(Entries from a dataset of interfaces)
%%
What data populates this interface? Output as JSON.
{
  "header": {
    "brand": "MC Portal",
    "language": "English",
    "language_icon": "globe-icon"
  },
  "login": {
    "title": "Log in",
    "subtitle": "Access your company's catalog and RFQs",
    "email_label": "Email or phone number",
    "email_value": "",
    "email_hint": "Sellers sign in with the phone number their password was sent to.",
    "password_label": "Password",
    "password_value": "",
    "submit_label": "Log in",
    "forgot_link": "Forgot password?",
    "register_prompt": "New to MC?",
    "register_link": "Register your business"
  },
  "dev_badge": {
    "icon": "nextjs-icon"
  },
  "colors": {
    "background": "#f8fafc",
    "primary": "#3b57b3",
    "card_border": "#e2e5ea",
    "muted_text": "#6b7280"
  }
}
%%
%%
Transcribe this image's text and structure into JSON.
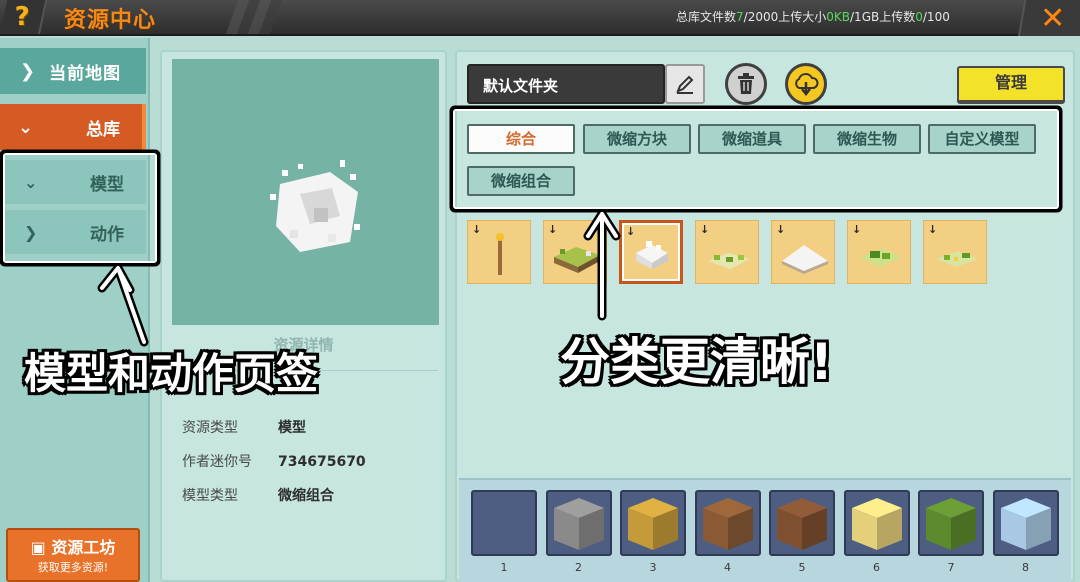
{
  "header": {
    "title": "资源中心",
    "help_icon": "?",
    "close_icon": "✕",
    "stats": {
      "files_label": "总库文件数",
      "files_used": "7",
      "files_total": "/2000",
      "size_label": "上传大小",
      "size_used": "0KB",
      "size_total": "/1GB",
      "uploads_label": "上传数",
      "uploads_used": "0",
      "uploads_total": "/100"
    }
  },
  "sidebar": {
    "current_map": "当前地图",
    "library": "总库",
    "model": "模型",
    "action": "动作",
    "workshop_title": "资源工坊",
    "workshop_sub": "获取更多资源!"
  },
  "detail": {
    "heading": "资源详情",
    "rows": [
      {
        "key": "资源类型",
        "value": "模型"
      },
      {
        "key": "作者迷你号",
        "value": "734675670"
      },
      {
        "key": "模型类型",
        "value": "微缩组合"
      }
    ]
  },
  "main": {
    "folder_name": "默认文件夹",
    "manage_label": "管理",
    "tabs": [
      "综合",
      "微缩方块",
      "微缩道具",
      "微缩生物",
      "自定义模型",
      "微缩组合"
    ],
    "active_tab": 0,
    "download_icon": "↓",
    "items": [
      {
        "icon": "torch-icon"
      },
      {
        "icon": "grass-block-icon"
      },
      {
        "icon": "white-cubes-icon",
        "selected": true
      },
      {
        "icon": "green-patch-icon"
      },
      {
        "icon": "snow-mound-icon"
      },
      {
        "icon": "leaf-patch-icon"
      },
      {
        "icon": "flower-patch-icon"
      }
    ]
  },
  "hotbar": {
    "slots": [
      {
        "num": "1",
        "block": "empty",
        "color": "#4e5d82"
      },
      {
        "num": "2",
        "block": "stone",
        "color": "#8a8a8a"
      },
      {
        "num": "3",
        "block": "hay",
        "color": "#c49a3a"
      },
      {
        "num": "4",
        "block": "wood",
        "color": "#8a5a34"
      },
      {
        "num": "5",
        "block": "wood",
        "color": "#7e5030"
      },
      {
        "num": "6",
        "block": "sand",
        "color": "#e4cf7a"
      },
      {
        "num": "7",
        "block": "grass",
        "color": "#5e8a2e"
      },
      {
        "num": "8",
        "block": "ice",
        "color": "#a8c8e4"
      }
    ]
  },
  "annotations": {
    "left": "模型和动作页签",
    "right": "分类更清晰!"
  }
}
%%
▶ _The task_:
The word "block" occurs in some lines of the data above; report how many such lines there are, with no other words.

▶ _Solution below_:
9